■ **INFORMATION PROVIDED**:
----

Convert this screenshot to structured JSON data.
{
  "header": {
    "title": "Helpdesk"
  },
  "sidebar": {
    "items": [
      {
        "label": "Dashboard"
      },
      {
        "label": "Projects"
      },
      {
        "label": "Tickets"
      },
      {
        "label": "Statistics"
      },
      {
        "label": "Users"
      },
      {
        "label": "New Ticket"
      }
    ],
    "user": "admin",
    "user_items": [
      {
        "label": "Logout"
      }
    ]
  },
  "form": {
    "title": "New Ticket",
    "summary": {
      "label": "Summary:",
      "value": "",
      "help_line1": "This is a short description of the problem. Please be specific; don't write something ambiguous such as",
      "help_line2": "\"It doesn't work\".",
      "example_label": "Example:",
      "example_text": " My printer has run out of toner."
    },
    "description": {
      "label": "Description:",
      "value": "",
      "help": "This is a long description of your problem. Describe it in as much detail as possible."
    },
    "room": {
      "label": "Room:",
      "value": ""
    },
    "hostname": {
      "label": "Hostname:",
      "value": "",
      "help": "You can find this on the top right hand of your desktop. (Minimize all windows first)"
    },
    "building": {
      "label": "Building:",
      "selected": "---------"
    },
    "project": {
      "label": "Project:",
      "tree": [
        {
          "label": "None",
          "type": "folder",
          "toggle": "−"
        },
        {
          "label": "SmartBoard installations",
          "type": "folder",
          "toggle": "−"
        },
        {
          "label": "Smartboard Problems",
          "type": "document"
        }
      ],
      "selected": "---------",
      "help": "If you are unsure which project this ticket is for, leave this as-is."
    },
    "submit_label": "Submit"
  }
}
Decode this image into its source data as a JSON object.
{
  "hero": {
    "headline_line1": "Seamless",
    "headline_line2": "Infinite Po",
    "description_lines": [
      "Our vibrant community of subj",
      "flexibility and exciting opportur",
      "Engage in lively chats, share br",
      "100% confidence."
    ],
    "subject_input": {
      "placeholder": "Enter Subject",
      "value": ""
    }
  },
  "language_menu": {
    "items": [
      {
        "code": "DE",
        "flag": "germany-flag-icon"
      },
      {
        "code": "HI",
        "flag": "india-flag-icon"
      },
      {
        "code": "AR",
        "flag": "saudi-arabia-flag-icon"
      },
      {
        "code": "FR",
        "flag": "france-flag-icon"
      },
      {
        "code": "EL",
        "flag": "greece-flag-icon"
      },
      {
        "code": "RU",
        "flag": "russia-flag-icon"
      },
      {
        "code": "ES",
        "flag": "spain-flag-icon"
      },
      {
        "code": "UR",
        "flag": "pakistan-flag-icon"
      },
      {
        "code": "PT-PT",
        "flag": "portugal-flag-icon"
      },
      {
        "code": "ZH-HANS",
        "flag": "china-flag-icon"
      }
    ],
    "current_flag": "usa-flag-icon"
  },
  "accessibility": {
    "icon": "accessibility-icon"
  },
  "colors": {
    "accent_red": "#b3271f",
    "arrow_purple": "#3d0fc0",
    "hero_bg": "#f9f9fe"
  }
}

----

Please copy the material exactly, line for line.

■ **YOUR RESPONSE**:
Convert this screenshot to structured JSON data.
{
  "header": {
    "title": "Helpdesk"
  },
  "sidebar": {
    "items": [
      {
        "label": "Dashboard"
      },
      {
        "label": "Projects"
      },
      {
        "label": "Tickets"
      },
      {
        "label": "Statistics"
      },
      {
        "label": "Users"
      },
      {
        "label": "New Ticket"
      }
    ],
    "user": "admin",
    "user_items": [
      {
        "label": "Logout"
      }
    ]
  },
  "form": {
    "title": "New Ticket",
    "summary": {
      "label": "Summary:",
      "value": "",
      "help_line1": "This is a short description of the problem. Please be specific; don't write something ambiguous such as",
      "help_line2": "\"It doesn't work\".",
      "example_label": "Example:",
      "example_text": " My printer has run out of toner."
    },
    "description": {
      "label": "Description:",
      "value": "",
      "help": "This is a long description of your problem. Describe it in as much detail as possible."
    },
    "room": {
      "label": "Room:",
      "value": ""
    },
    "hostname": {
      "label": "Hostname:",
      "value": "",
      "help": "You can find this on the top right hand of your desktop. (Minimize all windows first)"
    },
    "building": {
      "label": "Building:",
      "selected": "---------"
    },
    "project": {
      "label": "Project:",
      "tree": [
        {
          "label": "None",
          "type": "folder",
          "toggle": "−"
        },
        {
          "label": "SmartBoard installations",
          "type": "folder",
          "toggle": "−"
        },
        {
          "label": "Smartboard Problems",
          "type": "document"
        }
      ],
      "selected": "---------",
      "help": "If you are unsure which project this ticket is for, leave this as-is."
    },
    "submit_label": "Submit"
  }
}
Decode this image into its source data as a JSON object.
{
  "hero": {
    "headline_line1": "Seamless",
    "headline_line2": "Infinite Po",
    "description_lines": [
      "Our vibrant community of subj",
      "flexibility and exciting opportur",
      "Engage in lively chats, share br",
      "100% confidence."
    ],
    "subject_input": {
      "placeholder": "Enter Subject",
      "value": ""
    }
  },
  "language_menu": {
    "items": [
      {
        "code": "DE",
        "flag": "germany-flag-icon"
      },
      {
        "code": "HI",
        "flag": "india-flag-icon"
      },
      {
        "code": "AR",
        "flag": "saudi-arabia-flag-icon"
      },
      {
        "code": "FR",
        "flag": "france-flag-icon"
      },
      {
        "code": "EL",
        "flag": "greece-flag-icon"
      },
      {
        "code": "RU",
        "flag": "russia-flag-icon"
      },
      {
        "code": "ES",
        "flag": "spain-flag-icon"
      },
      {
        "code": "UR",
        "flag": "pakistan-flag-icon"
      },
      {
        "code": "PT-PT",
        "flag": "portugal-flag-icon"
      },
      {
        "code": "ZH-HANS",
        "flag": "china-flag-icon"
      }
    ],
    "current_flag": "usa-flag-icon"
  },
  "accessibility": {
    "icon": "accessibility-icon"
  },
  "colors": {
    "accent_red": "#b3271f",
    "arrow_purple": "#3d0fc0",
    "hero_bg": "#f9f9fe"
  }
}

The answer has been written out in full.